(Page and application data records)
────────

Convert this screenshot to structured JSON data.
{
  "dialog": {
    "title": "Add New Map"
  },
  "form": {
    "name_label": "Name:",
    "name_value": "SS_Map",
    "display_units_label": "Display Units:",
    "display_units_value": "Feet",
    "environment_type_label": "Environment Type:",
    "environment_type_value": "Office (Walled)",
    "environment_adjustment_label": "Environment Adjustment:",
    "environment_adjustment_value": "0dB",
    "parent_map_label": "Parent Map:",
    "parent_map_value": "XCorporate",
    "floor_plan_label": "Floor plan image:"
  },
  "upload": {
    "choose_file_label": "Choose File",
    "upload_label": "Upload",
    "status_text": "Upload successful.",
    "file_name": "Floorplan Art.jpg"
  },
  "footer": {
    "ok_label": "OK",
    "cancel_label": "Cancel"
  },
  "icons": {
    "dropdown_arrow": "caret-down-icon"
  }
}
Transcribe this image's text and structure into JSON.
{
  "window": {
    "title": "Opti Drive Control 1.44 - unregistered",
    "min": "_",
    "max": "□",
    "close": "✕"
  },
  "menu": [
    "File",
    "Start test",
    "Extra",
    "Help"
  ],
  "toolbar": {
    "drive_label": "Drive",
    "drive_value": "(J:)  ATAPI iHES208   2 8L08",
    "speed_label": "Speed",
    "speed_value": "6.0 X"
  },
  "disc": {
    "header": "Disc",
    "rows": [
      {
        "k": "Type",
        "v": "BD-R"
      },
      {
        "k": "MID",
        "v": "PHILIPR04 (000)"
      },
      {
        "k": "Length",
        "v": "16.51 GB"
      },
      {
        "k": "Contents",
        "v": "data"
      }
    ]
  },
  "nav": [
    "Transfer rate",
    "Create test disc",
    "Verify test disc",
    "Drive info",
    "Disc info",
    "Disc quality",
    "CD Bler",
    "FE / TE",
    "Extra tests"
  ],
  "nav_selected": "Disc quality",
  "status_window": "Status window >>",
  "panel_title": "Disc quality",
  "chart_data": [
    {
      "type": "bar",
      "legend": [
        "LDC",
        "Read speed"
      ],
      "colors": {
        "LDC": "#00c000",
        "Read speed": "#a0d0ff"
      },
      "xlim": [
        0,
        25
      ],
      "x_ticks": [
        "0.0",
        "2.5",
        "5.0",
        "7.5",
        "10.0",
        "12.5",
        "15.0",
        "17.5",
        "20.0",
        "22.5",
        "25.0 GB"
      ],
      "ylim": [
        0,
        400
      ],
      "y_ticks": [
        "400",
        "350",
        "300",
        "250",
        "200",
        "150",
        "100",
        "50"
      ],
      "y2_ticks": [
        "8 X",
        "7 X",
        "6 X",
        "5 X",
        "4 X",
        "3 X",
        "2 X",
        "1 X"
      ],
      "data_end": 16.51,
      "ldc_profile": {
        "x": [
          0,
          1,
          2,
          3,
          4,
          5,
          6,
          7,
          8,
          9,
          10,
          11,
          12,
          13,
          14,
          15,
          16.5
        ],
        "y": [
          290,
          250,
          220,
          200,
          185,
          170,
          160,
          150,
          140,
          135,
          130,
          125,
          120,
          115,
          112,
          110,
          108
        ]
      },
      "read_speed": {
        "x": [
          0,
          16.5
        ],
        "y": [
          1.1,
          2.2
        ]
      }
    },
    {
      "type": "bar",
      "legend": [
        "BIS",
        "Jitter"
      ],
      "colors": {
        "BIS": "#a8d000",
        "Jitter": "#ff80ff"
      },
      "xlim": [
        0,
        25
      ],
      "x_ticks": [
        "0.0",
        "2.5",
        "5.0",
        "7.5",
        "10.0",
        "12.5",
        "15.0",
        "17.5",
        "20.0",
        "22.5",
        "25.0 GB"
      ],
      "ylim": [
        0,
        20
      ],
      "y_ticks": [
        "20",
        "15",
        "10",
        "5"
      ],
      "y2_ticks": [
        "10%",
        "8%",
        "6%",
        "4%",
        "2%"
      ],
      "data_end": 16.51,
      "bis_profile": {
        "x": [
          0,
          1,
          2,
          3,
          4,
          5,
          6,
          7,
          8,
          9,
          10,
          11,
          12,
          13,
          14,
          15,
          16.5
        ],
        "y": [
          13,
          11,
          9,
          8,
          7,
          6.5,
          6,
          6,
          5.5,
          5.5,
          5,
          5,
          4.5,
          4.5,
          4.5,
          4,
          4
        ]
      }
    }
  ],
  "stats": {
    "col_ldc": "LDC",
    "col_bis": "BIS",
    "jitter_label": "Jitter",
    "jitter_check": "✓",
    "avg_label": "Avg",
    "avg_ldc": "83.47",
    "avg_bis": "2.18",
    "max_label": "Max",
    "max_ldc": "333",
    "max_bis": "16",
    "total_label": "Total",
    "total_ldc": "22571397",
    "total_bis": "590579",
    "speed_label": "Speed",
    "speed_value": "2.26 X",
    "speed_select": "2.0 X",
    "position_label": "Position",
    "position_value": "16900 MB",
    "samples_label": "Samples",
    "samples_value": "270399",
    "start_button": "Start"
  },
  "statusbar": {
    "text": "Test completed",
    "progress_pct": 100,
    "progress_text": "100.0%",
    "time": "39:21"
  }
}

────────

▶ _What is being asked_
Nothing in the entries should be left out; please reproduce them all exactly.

▶ _Final answer_
Convert this screenshot to structured JSON data.
{
  "dialog": {
    "title": "Add New Map"
  },
  "form": {
    "name_label": "Name:",
    "name_value": "SS_Map",
    "display_units_label": "Display Units:",
    "display_units_value": "Feet",
    "environment_type_label": "Environment Type:",
    "environment_type_value": "Office (Walled)",
    "environment_adjustment_label": "Environment Adjustment:",
    "environment_adjustment_value": "0dB",
    "parent_map_label": "Parent Map:",
    "parent_map_value": "XCorporate",
    "floor_plan_label": "Floor plan image:"
  },
  "upload": {
    "choose_file_label": "Choose File",
    "upload_label": "Upload",
    "status_text": "Upload successful.",
    "file_name": "Floorplan Art.jpg"
  },
  "footer": {
    "ok_label": "OK",
    "cancel_label": "Cancel"
  },
  "icons": {
    "dropdown_arrow": "caret-down-icon"
  }
}
Transcribe this image's text and structure into JSON.
{
  "window": {
    "title": "Opti Drive Control 1.44 - unregistered",
    "min": "_",
    "max": "□",
    "close": "✕"
  },
  "menu": [
    "File",
    "Start test",
    "Extra",
    "Help"
  ],
  "toolbar": {
    "drive_label": "Drive",
    "drive_value": "(J:)  ATAPI iHES208   2 8L08",
    "speed_label": "Speed",
    "speed_value": "6.0 X"
  },
  "disc": {
    "header": "Disc",
    "rows": [
      {
        "k": "Type",
        "v": "BD-R"
      },
      {
        "k": "MID",
        "v": "PHILIPR04 (000)"
      },
      {
        "k": "Length",
        "v": "16.51 GB"
      },
      {
        "k": "Contents",
        "v": "data"
      }
    ]
  },
  "nav": [
    "Transfer rate",
    "Create test disc",
    "Verify test disc",
    "Drive info",
    "Disc info",
    "Disc quality",
    "CD Bler",
    "FE / TE",
    "Extra tests"
  ],
  "nav_selected": "Disc quality",
  "status_window": "Status window >>",
  "panel_title": "Disc quality",
  "chart_data": [
    {
      "type": "bar",
      "legend": [
        "LDC",
        "Read speed"
      ],
      "colors": {
        "LDC": "#00c000",
        "Read speed": "#a0d0ff"
      },
      "xlim": [
        0,
        25
      ],
      "x_ticks": [
        "0.0",
        "2.5",
        "5.0",
        "7.5",
        "10.0",
        "12.5",
        "15.0",
        "17.5",
        "20.0",
        "22.5",
        "25.0 GB"
      ],
      "ylim": [
        0,
        400
      ],
      "y_ticks": [
        "400",
        "350",
        "300",
        "250",
        "200",
        "150",
        "100",
        "50"
      ],
      "y2_ticks": [
        "8 X",
        "7 X",
        "6 X",
        "5 X",
        "4 X",
        "3 X",
        "2 X",
        "1 X"
      ],
      "data_end": 16.51,
      "ldc_profile": {
        "x": [
          0,
          1,
          2,
          3,
          4,
          5,
          6,
          7,
          8,
          9,
          10,
          11,
          12,
          13,
          14,
          15,
          16.5
        ],
        "y": [
          290,
          250,
          220,
          200,
          185,
          170,
          160,
          150,
          140,
          135,
          130,
          125,
          120,
          115,
          112,
          110,
          108
        ]
      },
      "read_speed": {
        "x": [
          0,
          16.5
        ],
        "y": [
          1.1,
          2.2
        ]
      }
    },
    {
      "type": "bar",
      "legend": [
        "BIS",
        "Jitter"
      ],
      "colors": {
        "BIS": "#a8d000",
        "Jitter": "#ff80ff"
      },
      "xlim": [
        0,
        25
      ],
      "x_ticks": [
        "0.0",
        "2.5",
        "5.0",
        "7.5",
        "10.0",
        "12.5",
        "15.0",
        "17.5",
        "20.0",
        "22.5",
        "25.0 GB"
      ],
      "ylim": [
        0,
        20
      ],
      "y_ticks": [
        "20",
        "15",
        "10",
        "5"
      ],
      "y2_ticks": [
        "10%",
        "8%",
        "6%",
        "4%",
        "2%"
      ],
      "data_end": 16.51,
      "bis_profile": {
        "x": [
          0,
          1,
          2,
          3,
          4,
          5,
          6,
          7,
          8,
          9,
          10,
          11,
          12,
          13,
          14,
          15,
          16.5
        ],
        "y": [
          13,
          11,
          9,
          8,
          7,
          6.5,
          6,
          6,
          5.5,
          5.5,
          5,
          5,
          4.5,
          4.5,
          4.5,
          4,
          4
        ]
      }
    }
  ],
  "stats": {
    "col_ldc": "LDC",
    "col_bis": "BIS",
    "jitter_label": "Jitter",
    "jitter_check": "✓",
    "avg_label": "Avg",
    "avg_ldc": "83.47",
    "avg_bis": "2.18",
    "max_label": "Max",
    "max_ldc": "333",
    "max_bis": "16",
    "total_label": "Total",
    "total_ldc": "22571397",
    "total_bis": "590579",
    "speed_label": "Speed",
    "speed_value": "2.26 X",
    "speed_select": "2.0 X",
    "position_label": "Position",
    "position_value": "16900 MB",
    "samples_label": "Samples",
    "samples_value": "270399",
    "start_button": "Start"
  },
  "statusbar": {
    "text": "Test completed",
    "progress_pct": 100,
    "progress_text": "100.0%",
    "time": "39:21"
  }
}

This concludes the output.